Page and application data records
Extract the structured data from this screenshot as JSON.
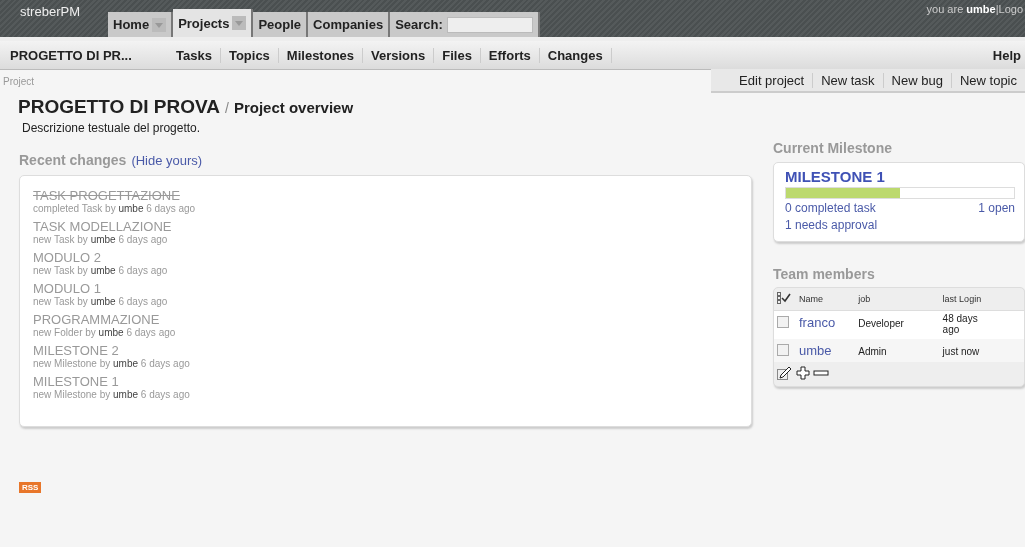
{
  "app": {
    "logo": "streberPM",
    "user_text": "you are **umbe**|Logo"
  },
  "main_tabs": [
    {
      "label": "Home",
      "selected": false,
      "dropdown": true
    },
    {
      "label": "Projects",
      "selected": true,
      "dropdown": true
    },
    {
      "label": "People",
      "selected": false,
      "dropdown": false
    },
    {
      "label": "Companies",
      "selected": false,
      "dropdown": false
    }
  ],
  "search": {
    "label": "Search:"
  },
  "sub_nav": {
    "crumb": "PROGETTO DI PR...",
    "items": [
      "Tasks",
      "Topics",
      "Milestones",
      "Versions",
      "Files",
      "Efforts",
      "Changes"
    ],
    "help": "Help"
  },
  "breadcrumb": "Project",
  "actions": [
    "Edit project",
    "New task",
    "New bug",
    "New topic"
  ],
  "title": {
    "main": "PROGETTO DI PROVA",
    "separator": "/",
    "sub": "Project overview"
  },
  "description": "Descrizione testuale del progetto.",
  "recent_changes": {
    "heading": "Recent changes",
    "link": "(Hide yours)",
    "items": [
      {
        "title": "TASK PROGETTAZIONE",
        "done": true,
        "meta": "completed Task by **umbe** 6 days ago"
      },
      {
        "title": "TASK MODELLAZIONE",
        "done": false,
        "meta": "new Task by **umbe** 6 days ago"
      },
      {
        "title": "MODULO 2",
        "done": false,
        "meta": "new Task by **umbe** 6 days ago"
      },
      {
        "title": "MODULO 1",
        "done": false,
        "meta": "new Task by **umbe** 6 days ago"
      },
      {
        "title": "PROGRAMMAZIONE",
        "done": false,
        "meta": "new Folder by **umbe** 6 days ago"
      },
      {
        "title": "MILESTONE 2",
        "done": false,
        "meta": "new Milestone by **umbe** 6 days ago"
      },
      {
        "title": "MILESTONE 1",
        "done": false,
        "meta": "new Milestone by **umbe** 6 days ago"
      }
    ]
  },
  "milestone": {
    "heading": "Current Milestone",
    "name": "MILESTONE 1",
    "level": 0.5,
    "completed": "0 completed task",
    "open": "1 open",
    "approval": "1 needs approval"
  },
  "team": {
    "heading": "Team members",
    "columns": [
      "Name",
      "job",
      "last Login"
    ],
    "rows": [
      {
        "name": "franco",
        "job": "Developer",
        "last_login": "48 days ago",
        "checked": false
      },
      {
        "name": "umbe",
        "job": "Admin",
        "last_login": "just now",
        "checked": false
      }
    ]
  },
  "rss": "RSS"
}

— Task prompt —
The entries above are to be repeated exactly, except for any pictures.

— Response —
Extract the structured data from this screenshot as JSON.
{
  "app": {
    "logo": "streberPM",
    "user_text": "you are **umbe**|Logo"
  },
  "main_tabs": [
    {
      "label": "Home",
      "selected": false,
      "dropdown": true
    },
    {
      "label": "Projects",
      "selected": true,
      "dropdown": true
    },
    {
      "label": "People",
      "selected": false,
      "dropdown": false
    },
    {
      "label": "Companies",
      "selected": false,
      "dropdown": false
    }
  ],
  "search": {
    "label": "Search:"
  },
  "sub_nav": {
    "crumb": "PROGETTO DI PR...",
    "items": [
      "Tasks",
      "Topics",
      "Milestones",
      "Versions",
      "Files",
      "Efforts",
      "Changes"
    ],
    "help": "Help"
  },
  "breadcrumb": "Project",
  "actions": [
    "Edit project",
    "New task",
    "New bug",
    "New topic"
  ],
  "title": {
    "main": "PROGETTO DI PROVA",
    "separator": "/",
    "sub": "Project overview"
  },
  "description": "Descrizione testuale del progetto.",
  "recent_changes": {
    "heading": "Recent changes",
    "link": "(Hide yours)",
    "items": [
      {
        "title": "TASK PROGETTAZIONE",
        "done": true,
        "meta": "completed Task by **umbe** 6 days ago"
      },
      {
        "title": "TASK MODELLAZIONE",
        "done": false,
        "meta": "new Task by **umbe** 6 days ago"
      },
      {
        "title": "MODULO 2",
        "done": false,
        "meta": "new Task by **umbe** 6 days ago"
      },
      {
        "title": "MODULO 1",
        "done": false,
        "meta": "new Task by **umbe** 6 days ago"
      },
      {
        "title": "PROGRAMMAZIONE",
        "done": false,
        "meta": "new Folder by **umbe** 6 days ago"
      },
      {
        "title": "MILESTONE 2",
        "done": false,
        "meta": "new Milestone by **umbe** 6 days ago"
      },
      {
        "title": "MILESTONE 1",
        "done": false,
        "meta": "new Milestone by **umbe** 6 days ago"
      }
    ]
  },
  "milestone": {
    "heading": "Current Milestone",
    "name": "MILESTONE 1",
    "level": 0.5,
    "completed": "0 completed task",
    "open": "1 open",
    "approval": "1 needs approval"
  },
  "team": {
    "heading": "Team members",
    "columns": [
      "Name",
      "job",
      "last Login"
    ],
    "rows": [
      {
        "name": "franco",
        "job": "Developer",
        "last_login": "48 days ago",
        "checked": false
      },
      {
        "name": "umbe",
        "job": "Admin",
        "last_login": "just now",
        "checked": false
      }
    ]
  },
  "rss": "RSS"
}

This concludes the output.